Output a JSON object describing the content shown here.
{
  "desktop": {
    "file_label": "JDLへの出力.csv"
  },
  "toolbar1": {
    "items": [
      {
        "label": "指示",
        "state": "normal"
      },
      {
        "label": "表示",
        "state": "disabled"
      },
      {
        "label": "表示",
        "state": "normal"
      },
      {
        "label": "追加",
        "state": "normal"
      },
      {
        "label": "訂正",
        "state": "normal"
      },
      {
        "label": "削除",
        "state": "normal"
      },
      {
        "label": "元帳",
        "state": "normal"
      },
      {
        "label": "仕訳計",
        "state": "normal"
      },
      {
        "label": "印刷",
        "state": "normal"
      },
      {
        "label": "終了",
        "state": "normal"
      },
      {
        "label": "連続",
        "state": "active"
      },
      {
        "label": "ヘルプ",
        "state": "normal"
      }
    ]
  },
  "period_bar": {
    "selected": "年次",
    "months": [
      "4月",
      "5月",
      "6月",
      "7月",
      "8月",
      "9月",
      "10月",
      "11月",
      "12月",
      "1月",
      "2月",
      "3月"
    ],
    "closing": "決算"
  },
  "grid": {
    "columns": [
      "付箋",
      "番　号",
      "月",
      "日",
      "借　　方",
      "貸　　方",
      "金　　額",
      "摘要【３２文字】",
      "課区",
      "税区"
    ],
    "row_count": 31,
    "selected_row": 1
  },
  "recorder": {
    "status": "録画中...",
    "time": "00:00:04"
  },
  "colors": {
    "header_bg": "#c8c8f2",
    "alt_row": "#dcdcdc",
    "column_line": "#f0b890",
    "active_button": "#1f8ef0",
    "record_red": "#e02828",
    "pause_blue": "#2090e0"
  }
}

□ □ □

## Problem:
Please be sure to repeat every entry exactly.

## Result of the task:
Output a JSON object describing the content shown here.
{
  "desktop": {
    "file_label": "JDLへの出力.csv"
  },
  "toolbar1": {
    "items": [
      {
        "label": "指示",
        "state": "normal"
      },
      {
        "label": "表示",
        "state": "disabled"
      },
      {
        "label": "表示",
        "state": "normal"
      },
      {
        "label": "追加",
        "state": "normal"
      },
      {
        "label": "訂正",
        "state": "normal"
      },
      {
        "label": "削除",
        "state": "normal"
      },
      {
        "label": "元帳",
        "state": "normal"
      },
      {
        "label": "仕訳計",
        "state": "normal"
      },
      {
        "label": "印刷",
        "state": "normal"
      },
      {
        "label": "終了",
        "state": "normal"
      },
      {
        "label": "連続",
        "state": "active"
      },
      {
        "label": "ヘルプ",
        "state": "normal"
      }
    ]
  },
  "period_bar": {
    "selected": "年次",
    "months": [
      "4月",
      "5月",
      "6月",
      "7月",
      "8月",
      "9月",
      "10月",
      "11月",
      "12月",
      "1月",
      "2月",
      "3月"
    ],
    "closing": "決算"
  },
  "grid": {
    "columns": [
      "付箋",
      "番　号",
      "月",
      "日",
      "借　　方",
      "貸　　方",
      "金　　額",
      "摘要【３２文字】",
      "課区",
      "税区"
    ],
    "row_count": 31,
    "selected_row": 1
  },
  "recorder": {
    "status": "録画中...",
    "time": "00:00:04"
  },
  "colors": {
    "header_bg": "#c8c8f2",
    "alt_row": "#dcdcdc",
    "column_line": "#f0b890",
    "active_button": "#1f8ef0",
    "record_red": "#e02828",
    "pause_blue": "#2090e0"
  }
}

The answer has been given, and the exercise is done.